-------- Input for this task --------

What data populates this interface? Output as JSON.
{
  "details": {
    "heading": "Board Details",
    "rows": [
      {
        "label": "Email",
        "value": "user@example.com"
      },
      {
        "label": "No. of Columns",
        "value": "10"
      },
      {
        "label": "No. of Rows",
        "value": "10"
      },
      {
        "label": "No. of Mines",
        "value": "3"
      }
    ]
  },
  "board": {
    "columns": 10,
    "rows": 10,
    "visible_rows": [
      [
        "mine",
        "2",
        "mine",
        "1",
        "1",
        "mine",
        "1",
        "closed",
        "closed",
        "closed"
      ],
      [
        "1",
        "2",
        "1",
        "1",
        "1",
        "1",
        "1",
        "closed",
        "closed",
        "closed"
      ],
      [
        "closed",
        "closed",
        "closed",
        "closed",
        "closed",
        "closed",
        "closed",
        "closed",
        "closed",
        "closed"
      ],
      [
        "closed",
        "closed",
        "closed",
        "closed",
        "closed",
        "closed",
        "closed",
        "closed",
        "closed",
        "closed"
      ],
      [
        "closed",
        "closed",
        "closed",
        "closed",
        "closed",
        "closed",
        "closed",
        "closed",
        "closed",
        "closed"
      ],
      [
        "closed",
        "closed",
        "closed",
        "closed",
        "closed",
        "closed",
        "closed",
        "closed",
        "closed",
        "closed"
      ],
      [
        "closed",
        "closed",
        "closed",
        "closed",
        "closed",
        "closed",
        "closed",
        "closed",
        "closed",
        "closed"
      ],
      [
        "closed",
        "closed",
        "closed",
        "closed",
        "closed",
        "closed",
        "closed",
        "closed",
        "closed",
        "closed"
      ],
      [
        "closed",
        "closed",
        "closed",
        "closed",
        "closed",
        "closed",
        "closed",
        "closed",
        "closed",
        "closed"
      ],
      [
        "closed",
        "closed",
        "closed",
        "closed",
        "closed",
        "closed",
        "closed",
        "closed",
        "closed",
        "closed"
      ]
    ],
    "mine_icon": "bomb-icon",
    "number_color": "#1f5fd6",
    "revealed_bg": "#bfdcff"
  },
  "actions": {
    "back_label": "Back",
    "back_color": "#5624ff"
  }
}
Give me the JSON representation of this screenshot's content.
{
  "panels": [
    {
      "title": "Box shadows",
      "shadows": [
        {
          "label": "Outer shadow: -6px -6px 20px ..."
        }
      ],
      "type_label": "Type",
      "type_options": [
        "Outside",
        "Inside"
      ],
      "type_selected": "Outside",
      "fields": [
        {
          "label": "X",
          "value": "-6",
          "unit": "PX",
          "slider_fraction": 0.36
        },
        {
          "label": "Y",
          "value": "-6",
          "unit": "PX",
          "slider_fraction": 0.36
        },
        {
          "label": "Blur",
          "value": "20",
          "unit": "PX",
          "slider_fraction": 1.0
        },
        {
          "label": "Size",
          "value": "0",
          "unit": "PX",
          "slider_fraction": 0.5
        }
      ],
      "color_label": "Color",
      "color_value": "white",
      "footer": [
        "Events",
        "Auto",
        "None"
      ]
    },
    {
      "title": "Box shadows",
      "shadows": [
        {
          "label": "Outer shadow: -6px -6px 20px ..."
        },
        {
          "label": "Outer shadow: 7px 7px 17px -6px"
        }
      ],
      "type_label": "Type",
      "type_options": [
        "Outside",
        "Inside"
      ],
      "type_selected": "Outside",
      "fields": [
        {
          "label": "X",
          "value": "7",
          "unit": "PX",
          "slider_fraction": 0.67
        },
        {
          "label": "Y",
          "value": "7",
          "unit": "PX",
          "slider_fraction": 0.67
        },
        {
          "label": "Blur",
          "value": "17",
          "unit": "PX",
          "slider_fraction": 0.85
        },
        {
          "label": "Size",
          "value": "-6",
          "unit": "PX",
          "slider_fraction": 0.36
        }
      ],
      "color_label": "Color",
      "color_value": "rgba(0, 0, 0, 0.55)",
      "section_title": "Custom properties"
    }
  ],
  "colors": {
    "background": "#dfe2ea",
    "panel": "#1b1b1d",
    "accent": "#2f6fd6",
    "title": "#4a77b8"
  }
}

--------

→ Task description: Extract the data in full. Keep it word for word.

→ Exercise answer:
What data populates this interface? Output as JSON.
{
  "details": {
    "heading": "Board Details",
    "rows": [
      {
        "label": "Email",
        "value": "user@example.com"
      },
      {
        "label": "No. of Columns",
        "value": "10"
      },
      {
        "label": "No. of Rows",
        "value": "10"
      },
      {
        "label": "No. of Mines",
        "value": "3"
      }
    ]
  },
  "board": {
    "columns": 10,
    "rows": 10,
    "visible_rows": [
      [
        "mine",
        "2",
        "mine",
        "1",
        "1",
        "mine",
        "1",
        "closed",
        "closed",
        "closed"
      ],
      [
        "1",
        "2",
        "1",
        "1",
        "1",
        "1",
        "1",
        "closed",
        "closed",
        "closed"
      ],
      [
        "closed",
        "closed",
        "closed",
        "closed",
        "closed",
        "closed",
        "closed",
        "closed",
        "closed",
        "closed"
      ],
      [
        "closed",
        "closed",
        "closed",
        "closed",
        "closed",
        "closed",
        "closed",
        "closed",
        "closed",
        "closed"
      ],
      [
        "closed",
        "closed",
        "closed",
        "closed",
        "closed",
        "closed",
        "closed",
        "closed",
        "closed",
        "closed"
      ],
      [
        "closed",
        "closed",
        "closed",
        "closed",
        "closed",
        "closed",
        "closed",
        "closed",
        "closed",
        "closed"
      ],
      [
        "closed",
        "closed",
        "closed",
        "closed",
        "closed",
        "closed",
        "closed",
        "closed",
        "closed",
        "closed"
      ],
      [
        "closed",
        "closed",
        "closed",
        "closed",
        "closed",
        "closed",
        "closed",
        "closed",
        "closed",
        "closed"
      ],
      [
        "closed",
        "closed",
        "closed",
        "closed",
        "closed",
        "closed",
        "closed",
        "closed",
        "closed",
        "closed"
      ],
      [
        "closed",
        "closed",
        "closed",
        "closed",
        "closed",
        "closed",
        "closed",
        "closed",
        "closed",
        "closed"
      ]
    ],
    "mine_icon": "bomb-icon",
    "number_color": "#1f5fd6",
    "revealed_bg": "#bfdcff"
  },
  "actions": {
    "back_label": "Back",
    "back_color": "#5624ff"
  }
}
Give me the JSON representation of this screenshot's content.
{
  "panels": [
    {
      "title": "Box shadows",
      "shadows": [
        {
          "label": "Outer shadow: -6px -6px 20px ..."
        }
      ],
      "type_label": "Type",
      "type_options": [
        "Outside",
        "Inside"
      ],
      "type_selected": "Outside",
      "fields": [
        {
          "label": "X",
          "value": "-6",
          "unit": "PX",
          "slider_fraction": 0.36
        },
        {
          "label": "Y",
          "value": "-6",
          "unit": "PX",
          "slider_fraction": 0.36
        },
        {
          "label": "Blur",
          "value": "20",
          "unit": "PX",
          "slider_fraction": 1.0
        },
        {
          "label": "Size",
          "value": "0",
          "unit": "PX",
          "slider_fraction": 0.5
        }
      ],
      "color_label": "Color",
      "color_value": "white",
      "footer": [
        "Events",
        "Auto",
        "None"
      ]
    },
    {
      "title": "Box shadows",
      "shadows": [
        {
          "label": "Outer shadow: -6px -6px 20px ..."
        },
        {
          "label": "Outer shadow: 7px 7px 17px -6px"
        }
      ],
      "type_label": "Type",
      "type_options": [
        "Outside",
        "Inside"
      ],
      "type_selected": "Outside",
      "fields": [
        {
          "label": "X",
          "value": "7",
          "unit": "PX",
          "slider_fraction": 0.67
        },
        {
          "label": "Y",
          "value": "7",
          "unit": "PX",
          "slider_fraction": 0.67
        },
        {
          "label": "Blur",
          "value": "17",
          "unit": "PX",
          "slider_fraction": 0.85
        },
        {
          "label": "Size",
          "value": "-6",
          "unit": "PX",
          "slider_fraction": 0.36
        }
      ],
      "color_label": "Color",
      "color_value": "rgba(0, 0, 0, 0.55)",
      "section_title": "Custom properties"
    }
  ],
  "colors": {
    "background": "#dfe2ea",
    "panel": "#1b1b1d",
    "accent": "#2f6fd6",
    "title": "#4a77b8"
  }
}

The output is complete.